My big brother is a big believer in love. Down for a visit from his beloved Orcas Island earlier this month, we sat together on my couch the evening he arrived discussing life and love.

My big brother is a big believer in love. Down for a visit from his beloved Orcas Island earlier this month, we sat together on my couch the evening he arrived discussing life and love.

"I try to be open to and embrace all the love that comes my way. Because, as you well know, it can all be over just like that," he said, snapping his fingers.

Less than 24 hours later, he was involved in a head-on collision near Gold Hill.

It happened while he was heading home to my place after spending the afternoon visiting our sister. He was excited to see his big Sis. And that she took him to Costco. They don't have any big-box stores on his tiny island. A gallon of maple syrup and a few big bags of pita chips, and he was set for the winter.

He never saw the other car, and they didn't see him, until both vehicles were right on top of each other. It was too late by then. I guess that's why they call these things accidents.

The crash reverberated throughout the newsroom via the scanner as the voices of police and paramedics detailed the accident. Call the wreckers. Both vehicles totaled. One victim transported via ambulance to the hospital. Injuries not life threatening.

Thank God.

We hear snippets of these dramas on a daily basis. When I first started in the newsroom, the tension used to make me hold my breath. We never hear any victims' names. The anxiety of knowing only pieces of information was excruciating for someone with my level of codependence and curiosity.

"What happened? Why did it happen? Is everyone going to be OK? Can I help?"

Nearly 10 years later, I listen only for certain words and try to let the rest wash over me. I had no idea this particular scene involved my brother until our sister called me. "He's OK ... but ... ."

He wasn't OK. Not really. And he still isn't. The myriad injuries to his body, mind and spirit should heal in time. Mercifully, he is alive. Thankfully, so are the other two victims — a husband and wife — involved in this accident.

I drove us home from Sis' that evening. Just being in a car is excruciating for my brother right now. He keeps hearing the crash. Feeling the pain and fear.

Offering ice packs, heating pads and freshly baked chocolate chip cookies about covers the gamut of my healing-arts skills. My car-guy beau, The Englishman, offered more practical assistance.
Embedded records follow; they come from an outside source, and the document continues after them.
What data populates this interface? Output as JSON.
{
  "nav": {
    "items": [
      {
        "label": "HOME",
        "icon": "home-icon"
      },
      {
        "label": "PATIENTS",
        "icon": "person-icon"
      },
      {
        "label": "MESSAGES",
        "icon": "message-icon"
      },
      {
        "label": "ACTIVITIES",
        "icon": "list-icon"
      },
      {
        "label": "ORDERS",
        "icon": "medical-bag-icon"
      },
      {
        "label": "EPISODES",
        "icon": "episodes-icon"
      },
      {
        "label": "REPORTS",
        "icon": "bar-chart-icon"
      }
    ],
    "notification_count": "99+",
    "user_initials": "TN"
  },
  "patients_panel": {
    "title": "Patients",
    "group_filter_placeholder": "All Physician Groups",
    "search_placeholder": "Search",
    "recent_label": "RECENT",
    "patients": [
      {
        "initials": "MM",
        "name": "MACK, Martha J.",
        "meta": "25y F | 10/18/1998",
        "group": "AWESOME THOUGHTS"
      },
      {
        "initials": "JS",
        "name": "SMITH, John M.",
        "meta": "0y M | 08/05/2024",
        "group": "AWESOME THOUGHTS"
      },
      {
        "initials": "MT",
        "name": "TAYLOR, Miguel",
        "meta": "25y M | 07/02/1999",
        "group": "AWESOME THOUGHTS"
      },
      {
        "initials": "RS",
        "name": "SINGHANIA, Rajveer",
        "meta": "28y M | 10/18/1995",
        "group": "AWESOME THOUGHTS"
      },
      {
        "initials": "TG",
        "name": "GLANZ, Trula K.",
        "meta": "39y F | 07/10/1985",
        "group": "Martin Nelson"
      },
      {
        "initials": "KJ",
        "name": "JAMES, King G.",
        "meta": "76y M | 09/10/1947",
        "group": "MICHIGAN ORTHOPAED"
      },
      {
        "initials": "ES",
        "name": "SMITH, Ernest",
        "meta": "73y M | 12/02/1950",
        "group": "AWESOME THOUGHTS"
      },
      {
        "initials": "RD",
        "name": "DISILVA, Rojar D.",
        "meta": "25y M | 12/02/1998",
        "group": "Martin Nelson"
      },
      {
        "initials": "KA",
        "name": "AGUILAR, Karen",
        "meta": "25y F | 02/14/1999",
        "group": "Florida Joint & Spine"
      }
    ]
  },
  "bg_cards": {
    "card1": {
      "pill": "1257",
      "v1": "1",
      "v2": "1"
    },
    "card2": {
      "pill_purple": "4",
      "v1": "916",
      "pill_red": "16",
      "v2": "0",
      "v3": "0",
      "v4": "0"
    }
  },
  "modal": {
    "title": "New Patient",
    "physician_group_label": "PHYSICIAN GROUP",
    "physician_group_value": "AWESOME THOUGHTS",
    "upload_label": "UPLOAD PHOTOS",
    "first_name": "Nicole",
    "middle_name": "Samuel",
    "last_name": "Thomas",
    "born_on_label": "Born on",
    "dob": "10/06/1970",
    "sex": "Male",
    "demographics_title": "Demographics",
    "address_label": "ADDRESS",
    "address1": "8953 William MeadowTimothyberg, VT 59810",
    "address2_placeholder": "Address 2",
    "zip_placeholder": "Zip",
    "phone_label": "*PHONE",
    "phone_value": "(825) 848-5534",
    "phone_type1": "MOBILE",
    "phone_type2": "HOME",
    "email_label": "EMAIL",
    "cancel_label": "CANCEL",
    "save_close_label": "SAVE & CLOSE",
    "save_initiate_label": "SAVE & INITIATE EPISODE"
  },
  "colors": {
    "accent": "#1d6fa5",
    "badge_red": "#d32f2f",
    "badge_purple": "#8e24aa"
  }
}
He brought his hauler over to drag the wreckage out of the impound and over to my cottage for eventual salvage.

My brother had warned me the driver's side front end had "been crumpled." I thought I was braced. But the sight of his mangled car caused me to burst into tears. The whole front end is smashed to smithereens. Tires are sideways. Deflated airbags dangle from the dash. I know newer cars are designed to break apart and absorb the shock of impact. Still, the wreckage speaks to the sudden violence of any serious crash.

My mind flashed through a dozen memories. My gentle brother had already survived one near-fatal accident as a teen — a fire in our home. He has always been the best of big brothers, patiently putting up with a pesky little sister 11 years his junior. I felt so lucky to still have him with me. And sad that more tragedy had happened in his life.

As the days following drifted slowly by, people called to check in and offer their tales of crashes survived. Seems there is a lot of this going around. The knowledge offered little comfort. We stuck close to home. My brother still didn't want to drive anywhere.

He kept apologizing for "ruining" my vacation. He also kept hobbling around doing little chores and other kindnesses while I ran errands or otherwise had my back turned. Silly, sweet and wonderful fellow. He is alive. Nothing else matters.

Yesterday my brother arrived back on Orcas, thanks to the chauffeur services provided by our beloved nephew. He called to let me know of his safe return.

"I love you," he said.

Reach reporter Sanne Specht at 541-776-4497 or e-mail sspecht@mailtribune.com.